Earlier this month, I had the privilege of helping represent Audubon Vermont at a tribute event for Senator Patrick Leahy, who is retiring in January after 48 years amplifying Vermont’s environmental pride and ambition at the highest level of federal government. As a policy intern this fall, I was inspired by the stories of Senator Leahy, as well as by the sense of community among Vermont’s environmental advocates in attendance, leaving me confident that I picked the right state to embark on my conservation career.
David Mears, executive director of Audubon Vermont, explained to me, “Senator Leahy’s environmental legacy in Vermont is deep and impossible to quantify.
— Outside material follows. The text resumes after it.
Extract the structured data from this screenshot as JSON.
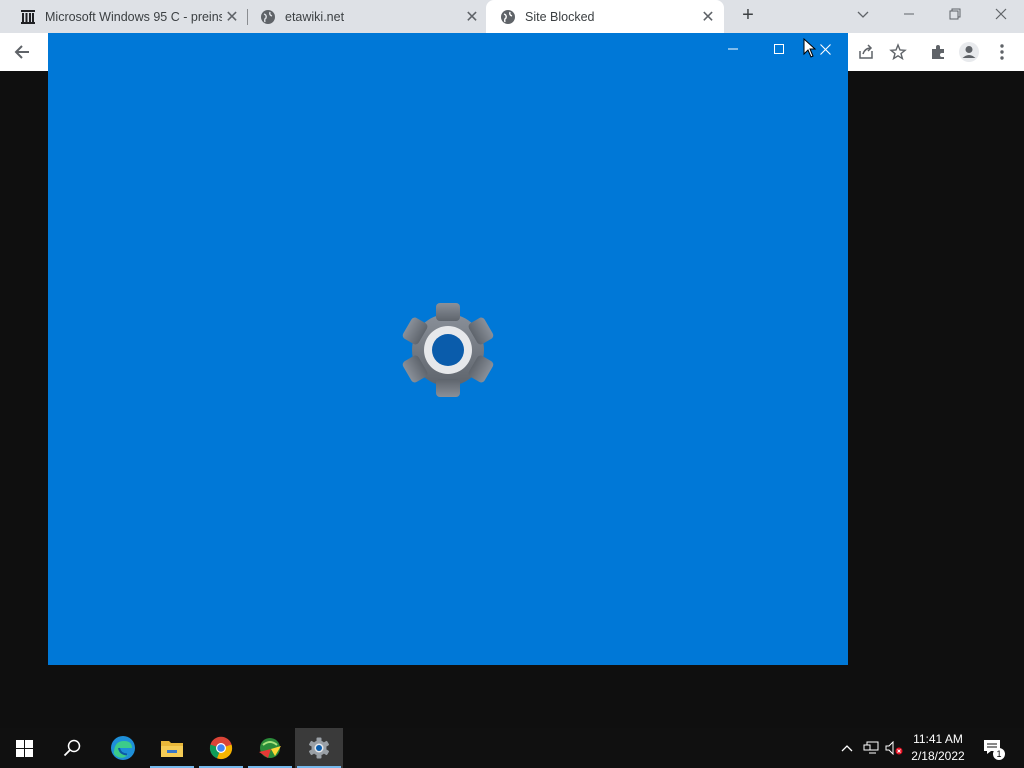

In addition to his tireless efforts to direct substantial resources to protect the green hills and silver waters of Vermont, the list of people and organizations that have benefited from his support is long.” David’s comments resonated as I witnessed more than four hundred people gather under a large tent at Shelburne Farms and listen raptly to the senator, as well as to impressive tributes by Gaye Symington, Candy Page, and Maggie Gendron.
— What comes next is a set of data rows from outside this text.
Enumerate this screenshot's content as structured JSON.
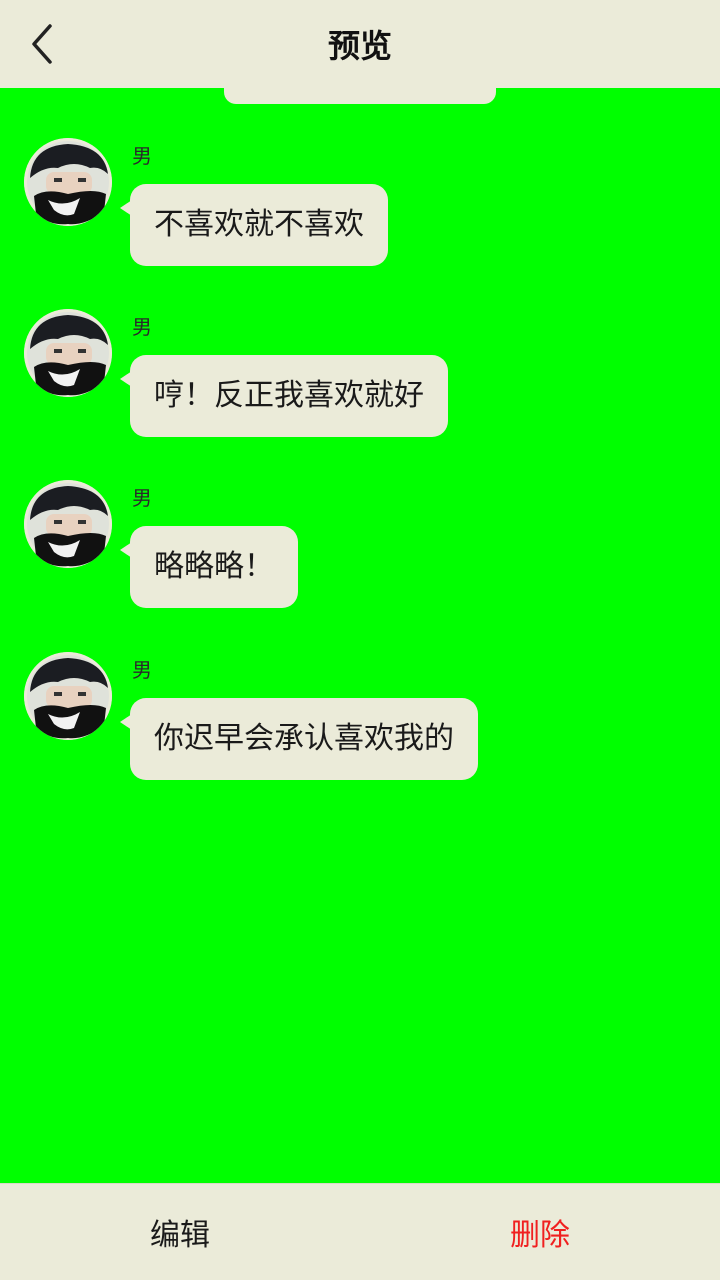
{
  "header": {
    "title": "预览",
    "back_icon": "chevron-left-icon"
  },
  "messages": [
    {
      "sender": "男",
      "text": "不喜欢就不喜欢"
    },
    {
      "sender": "男",
      "text": "哼！反正我喜欢就好"
    },
    {
      "sender": "男",
      "text": "略略略！"
    },
    {
      "sender": "男",
      "text": "你迟早会承认喜欢我的"
    }
  ],
  "bottom_bar": {
    "edit_label": "编辑",
    "delete_label": "删除"
  },
  "colors": {
    "background": "#00ff00",
    "bar": "#ebebd9",
    "bubble": "#ebebd9",
    "delete": "#f02020"
  }
}
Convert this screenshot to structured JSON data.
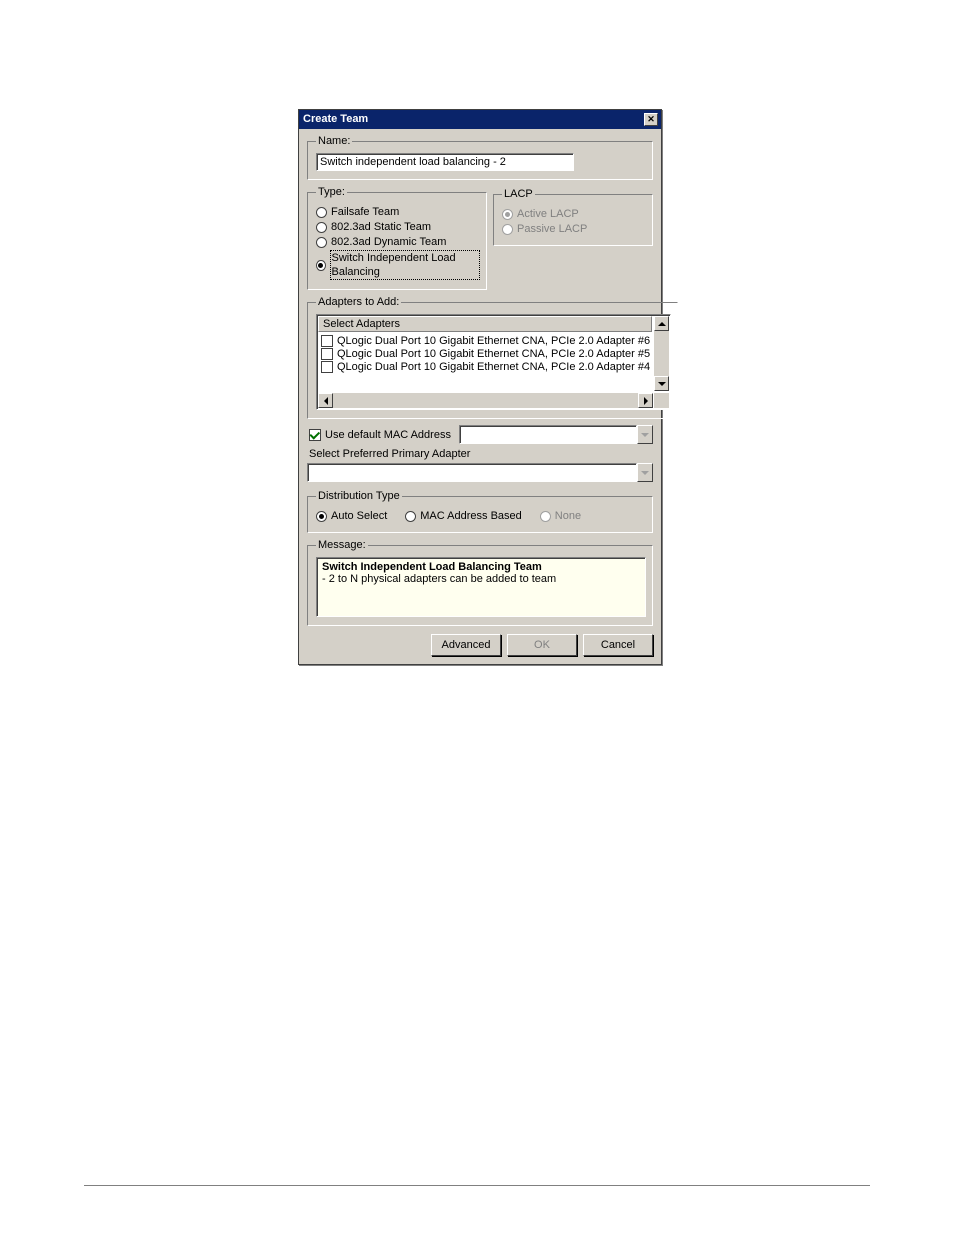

As I listened, one thing became abundantly clear: the senator might have left Vermont at just 34 years old to claim his seat atop Capitol Hill, but even as he earned international respect over the following decades, the Green Mountain State never faded from his rear-view mirror. In fact, it stayed securely buckled into his passenger’s seat. His relentless defense of Vermont’s natural landscape is perhaps best illustrated by a story he told at the event about his efforts to sneak Lake Champlain into legislation for federal research funding in the Great Lakes. Though this designation lasted for all of 18 days in 1998, Senator Leahy’s view on the matter never changed. “It is a Great Lake,” he quipped to conclude his speech.
The event brought together a host of Vermont’s leading environmental agencies and organizations, including Vermont Natural Resources Council, The Nature Conservancy, The Trust for Public Land, Vermont Youth Conservation Corps, the Vermont Housing & Conservation Board, and of course, Audubon Vermont. Watching these groups come together over their shared appreciation of Senator Leahy’s commitment to Vermont’s environment left me heartened that such a robust, passionate, and interconnected network of leaders stands at the center of the state’s conservation future. Though their specific priorities might differ, these groups clearly share a profound reverence for Vermont’s rich history of environmental advocacy and a bold, bright, and balanced vision for the way forward. It is in this context that I feel hopeful, humbled, and honored to be learning and growing as an environmental advocate in Vermont. The efforts of tenacious leaders like Senator Leahy and conservation groups statewide have paved the way for future generations of environmental champions. And whether we take that road to our local town centers or across state and country lines, Vermont will surely ride in our passenger’s seat.